Hello everyone my name is Itzel Alexandra Alarcon. I am 17 years old and a recent graduate of La Mirada High School in La Mirada, California. In the fall I will be attending California State Channel Islands and will be an English major. I originally wrote this poem for a class assignment. The assignment was to write our own “Where I’m from” poems based on the original poem by George Ella Lyon. My teacher, Renee Cook, encouraged us to really get into this assignment and try to dig deep to make this assignment meaningful since it was about our own lives.

4. "La regla de los ladrones / The Law of Thieves" by Avotcja

Musician, Writer: Poetry, Short Stories/Playwright, Teacher
proud member & Director of:
Bay Area Blues Society's
Hall Of Fame
2005 & 2010"
37 plus yrs as Bay Area DJ @ KPOO-FM and KPFA-FM. www.Avotcja.co

5. "Scavenger Dreams" by Jeanette Iskat de Aldana

Jeanette Iskat de Aldana is a painter, found object artist and poet living and working in Los Angeles.
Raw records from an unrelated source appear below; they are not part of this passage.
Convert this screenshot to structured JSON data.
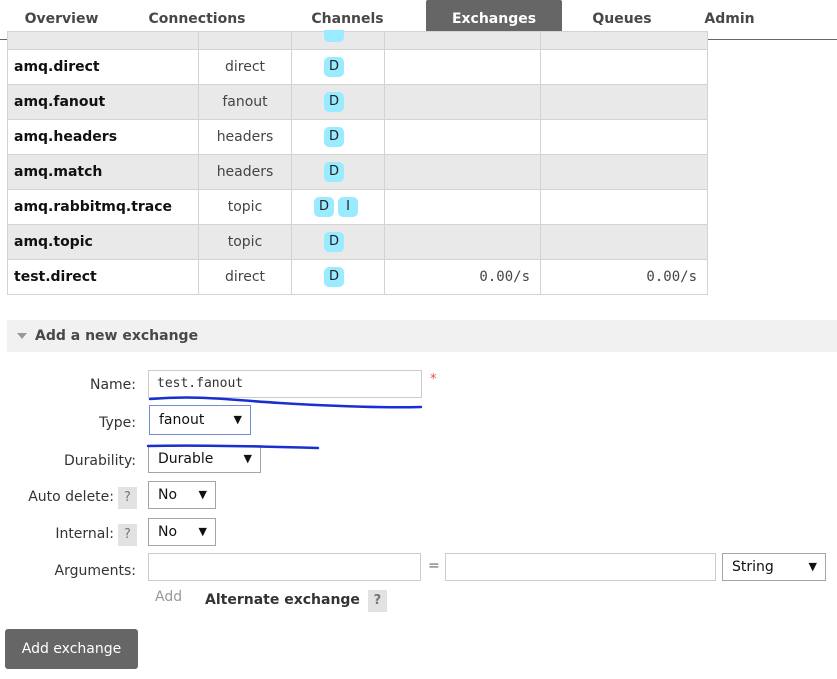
{
  "nav": {
    "tabs": [
      {
        "label": "Overview"
      },
      {
        "label": "Connections"
      },
      {
        "label": "Channels"
      },
      {
        "label": "Exchanges",
        "active": true
      },
      {
        "label": "Queues"
      },
      {
        "label": "Admin"
      }
    ]
  },
  "exchanges": {
    "rows": [
      {
        "name": "amq.direct",
        "type": "direct",
        "features": [
          "D"
        ],
        "rate_in": "",
        "rate_out": ""
      },
      {
        "name": "amq.fanout",
        "type": "fanout",
        "features": [
          "D"
        ],
        "rate_in": "",
        "rate_out": ""
      },
      {
        "name": "amq.headers",
        "type": "headers",
        "features": [
          "D"
        ],
        "rate_in": "",
        "rate_out": ""
      },
      {
        "name": "amq.match",
        "type": "headers",
        "features": [
          "D"
        ],
        "rate_in": "",
        "rate_out": ""
      },
      {
        "name": "amq.rabbitmq.trace",
        "type": "topic",
        "features": [
          "D",
          "I"
        ],
        "rate_in": "",
        "rate_out": ""
      },
      {
        "name": "amq.topic",
        "type": "topic",
        "features": [
          "D"
        ],
        "rate_in": "",
        "rate_out": ""
      },
      {
        "name": "test.direct",
        "type": "direct",
        "features": [
          "D"
        ],
        "rate_in": "0.00/s",
        "rate_out": "0.00/s"
      }
    ]
  },
  "add_exchange": {
    "section_title": "Add a new exchange",
    "name_label": "Name:",
    "name_value": "test.fanout",
    "required_mark": "*",
    "type_label": "Type:",
    "type_value": "fanout",
    "durability_label": "Durability:",
    "durability_value": "Durable",
    "auto_delete_label": "Auto delete:",
    "auto_delete_value": "No",
    "internal_label": "Internal:",
    "internal_value": "No",
    "help_mark": "?",
    "arguments_label": "Arguments:",
    "arguments_key": "",
    "arguments_equals": "=",
    "arguments_value": "",
    "arguments_type": "String",
    "add_link": "Add",
    "alternate_exchange": "Alternate exchange",
    "submit_label": "Add exchange"
  },
  "colors": {
    "active_tab": "#666666",
    "badge": "#99ebff",
    "annotation_ink": "#1a2fd0",
    "required": "#e05050"
  },
  "icons": {
    "section_toggle": "triangle-down-icon",
    "select_arrow": "caret-down-icon"
  }
}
She grew up around the world and is interested in our collective history and humanity. You can find her online at Facebook or hanging out in Boyle Heights at Corazon del Pueblo. She's working on her first book of poetry and is a newlywed.

6. "Hierba Loca: The Children of Aztlan" by Lorenzo Herrera y Lozano

Lorenzo Herrera y Lozano is a queer xicano poet and essayist, author of Santo de la Pata Alzada: Poems from the Queer/Xicano/Positive Pen (Evelyn Street Press, 2005), and editor of the queer people of color anthology series Queer Codex (allgo/Evelyn Street Press, 2004, 2008).

7. "Three-Ten to Tule" (Mixtek, Spanish, English) by Octaviano Merecias-Cuevaso

A trilingual Mixteco poet, socio-linguist, researcher, filmmaker and community educator. A member of H2@arte and Black Poets Society. He is leading the new movement of Poesía Mixta, where the indigenous languages mix with Spanish, English, and Portuguese, can be part of one whole song/poem/piece using simple mathematical structures. Currently he lives in Oregon where he serves as a faculty member for Oregon State University Extension Services working with youth at risk and leading New Media Technology projects. He has long hair, is single, and is looking for his musa. You can find out more about his new media projects at vozdenube.com and Facebook.com/octaviano.merecias or @ myspace.com/oktavio104

1 comment:

msedano said...

Welcome to La Bloga, poets. Thank you for sharing your work.

Michael Sedano